Legal Widow

For our tenth wedding anniversary the Lawyer whisked me off (sans enfants) to Paris for a long weekend. I suppose it shows how we have gone up in the world – we had our honeymoon in Dorset and we got there in his Nova, the chariot of the newly-qualified solicitor. On the other hand, we got up late every morning and walked for miles, hand-in-hand on the beaches, and were happy eating ice cream in the rain.

Now, conditioned by years of parenthood, we are at breakfast by eight and on the streets by nine, leaving behind those beautifully ironed sheets and hospital corners, every foot of smooth white cotton costing us an arm and a leg, which is about the only interplay of limbs I saw all weekend, I can tell you.

We now walk for miles between museums and galleries, bickering about whether we should buy a bus pass. The Lawyer decided on the afternoon “drop in” at the firm’s Paris offices. This liberated me from the relentless pursuit of culture to go and blow a hole the size of the sixteenth arrondissement through my credit card, and I managed to sneak all the boxes and bags back to the hotel before meeting the Lawyer for coffee (ice creams in the rain, alas, being a thing of the past).

He informed me, to my horror, that the MD of the Paris office, a cold and sneering man who obtained the position merely because of an elegant shrug he can call upon at any moment, has invited us back chez lui for dinner. This means holding my tummy in and refusing pudding, because his wife is the perfect example of what no children and a full-time beauty regime can do for you.

I, of course, suffer from the Englishwoman’s confusion when on the Continent, where everyone knows by instinct how to dress. I am stuck at thinking that smart equates to wearing a dark suit, which means people in hotels come up and try to leave their luggage with you.

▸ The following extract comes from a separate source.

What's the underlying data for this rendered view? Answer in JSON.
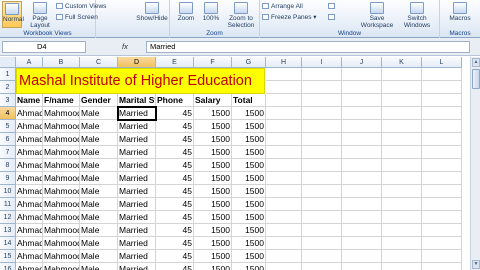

Anyway, I had been looking forward to a big box of popcorn and American Beauty in version originale on the Champs Elysees that night – it was my only chance to see an adult film, because it is back to the chaste delights of Beauty and the Beast this week.

The Lawyer is just relieved he will not have to foot the bill this evening. He blindly chose a restaurant the night before that had prices on the gentleman’s menu, but not the lady’s. In his heart he longs for the old Nova, fish and chips on the dashboard days, and this sort of establishment brings him out in a hot flush.

Hovering waiters stopped him hissing “Do you know how much that costs?” too loudly at me, and I sailed through the meal selecting anything that said truffles, lobster, saffron or amaretto.

“Don’t you dare order the pasta!” I hissed back at him. “Notre anniversaire de noces,” I simpered at the maitre d, who beamed in a knowing Gallic way and immediately turned the wine list to the page of champagnes.

Challenged by this small man from a race he generally despises, the Lawyer suddenly worked out how he can claim some of this weekend back on expenses, and ordered the krug. Hence the trip to the office the next day, for the sole purpose of ringing his boss at home. At least it proved the Lawyer was working, and on his weekend off, too.